### ASSIGNED TASK
Where an entry contains a picture, omit the picture and repeat the rest exactly.

### AVAILABLE DATA

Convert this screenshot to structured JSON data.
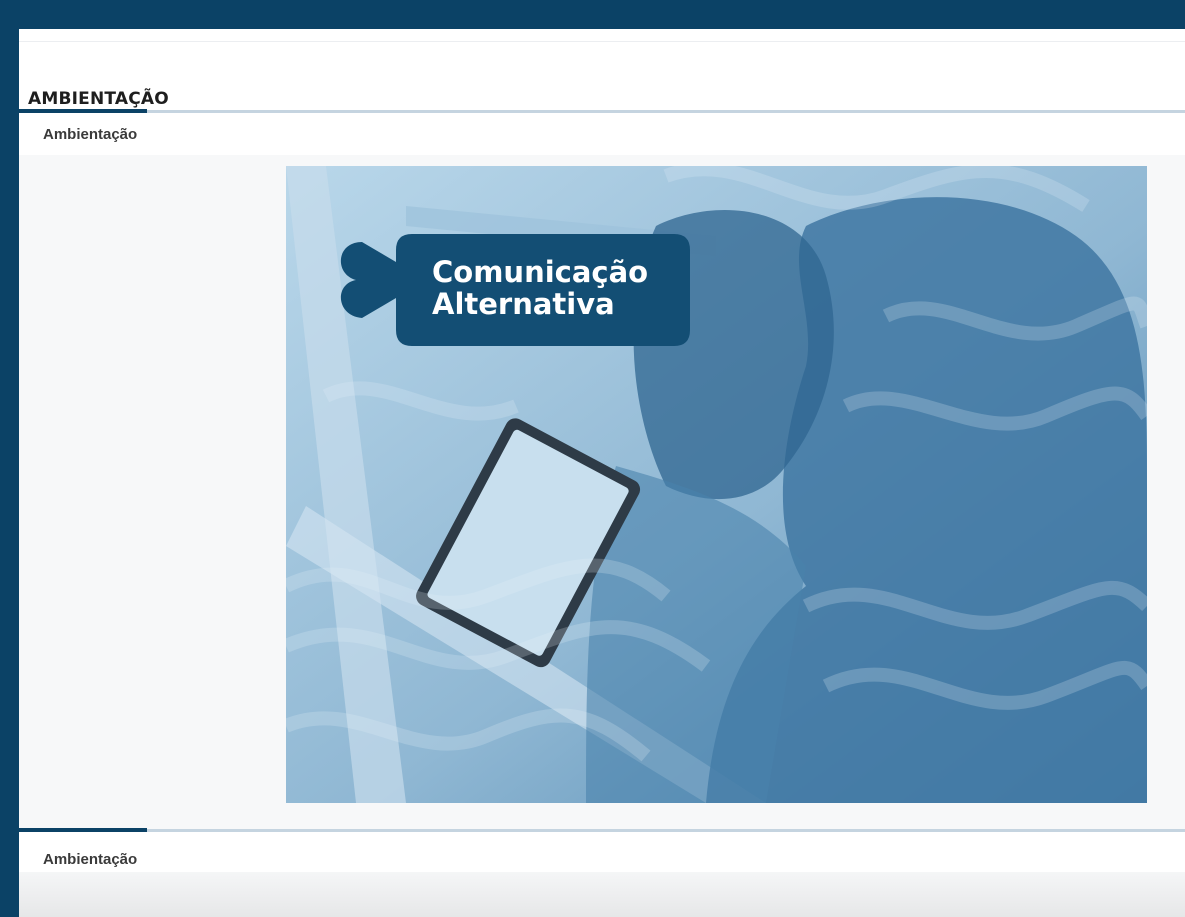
{
  "page": {
    "title": "AMBIENTAÇÃO"
  },
  "tabs": [
    {
      "label": "Ambientação"
    },
    {
      "label": "Ambientação"
    }
  ],
  "banner": {
    "line1": "Comunicação",
    "line2": "Alternativa"
  },
  "colors": {
    "frame": "#0b4266",
    "tab_active": "#0b4266",
    "tab_rule": "#c5d4e0",
    "banner_badge": "#134e74"
  }
}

### YOUR RESPONSE
Convert this screenshot to structured JSON data.
{
  "page": {
    "title": "AMBIENTAÇÃO"
  },
  "tabs": [
    {
      "label": "Ambientação"
    },
    {
      "label": "Ambientação"
    }
  ],
  "banner": {
    "line1": "Comunicação",
    "line2": "Alternativa"
  },
  "colors": {
    "frame": "#0b4266",
    "tab_active": "#0b4266",
    "tab_rule": "#c5d4e0",
    "banner_badge": "#134e74"
  }
}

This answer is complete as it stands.